Given records START

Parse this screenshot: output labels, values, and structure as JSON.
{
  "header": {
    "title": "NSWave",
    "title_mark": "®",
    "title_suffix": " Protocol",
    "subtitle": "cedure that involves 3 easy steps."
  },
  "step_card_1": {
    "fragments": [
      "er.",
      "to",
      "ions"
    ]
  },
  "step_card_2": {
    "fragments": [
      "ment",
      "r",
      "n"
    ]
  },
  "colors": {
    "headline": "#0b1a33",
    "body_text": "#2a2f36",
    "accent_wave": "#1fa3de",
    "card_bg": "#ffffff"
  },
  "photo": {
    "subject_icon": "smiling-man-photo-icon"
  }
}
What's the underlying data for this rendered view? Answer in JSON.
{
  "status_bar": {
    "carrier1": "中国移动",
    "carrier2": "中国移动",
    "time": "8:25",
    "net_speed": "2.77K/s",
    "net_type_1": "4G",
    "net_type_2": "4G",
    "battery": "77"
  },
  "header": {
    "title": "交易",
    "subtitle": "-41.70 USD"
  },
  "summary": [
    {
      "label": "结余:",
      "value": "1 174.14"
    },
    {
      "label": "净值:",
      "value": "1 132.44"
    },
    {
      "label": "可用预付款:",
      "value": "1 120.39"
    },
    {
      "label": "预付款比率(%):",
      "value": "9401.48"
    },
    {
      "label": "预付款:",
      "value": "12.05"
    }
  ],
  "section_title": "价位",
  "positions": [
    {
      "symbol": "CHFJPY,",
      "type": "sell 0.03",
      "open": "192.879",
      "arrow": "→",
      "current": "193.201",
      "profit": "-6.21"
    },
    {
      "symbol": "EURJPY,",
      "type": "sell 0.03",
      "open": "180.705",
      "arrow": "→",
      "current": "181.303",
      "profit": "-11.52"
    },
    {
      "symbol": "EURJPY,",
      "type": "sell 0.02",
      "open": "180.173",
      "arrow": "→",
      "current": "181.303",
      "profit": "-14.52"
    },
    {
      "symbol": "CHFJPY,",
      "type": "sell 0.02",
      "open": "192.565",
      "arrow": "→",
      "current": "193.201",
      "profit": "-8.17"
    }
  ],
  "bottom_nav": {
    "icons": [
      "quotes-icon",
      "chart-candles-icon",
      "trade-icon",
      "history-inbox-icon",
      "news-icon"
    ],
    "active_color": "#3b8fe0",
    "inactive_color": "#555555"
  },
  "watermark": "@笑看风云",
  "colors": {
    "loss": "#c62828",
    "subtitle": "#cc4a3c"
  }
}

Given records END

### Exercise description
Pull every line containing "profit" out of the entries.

### Completed task
      "profit": "-6.21"
      "profit": "-11.52"
      "profit": "-14.52"
      "profit": "-8.17"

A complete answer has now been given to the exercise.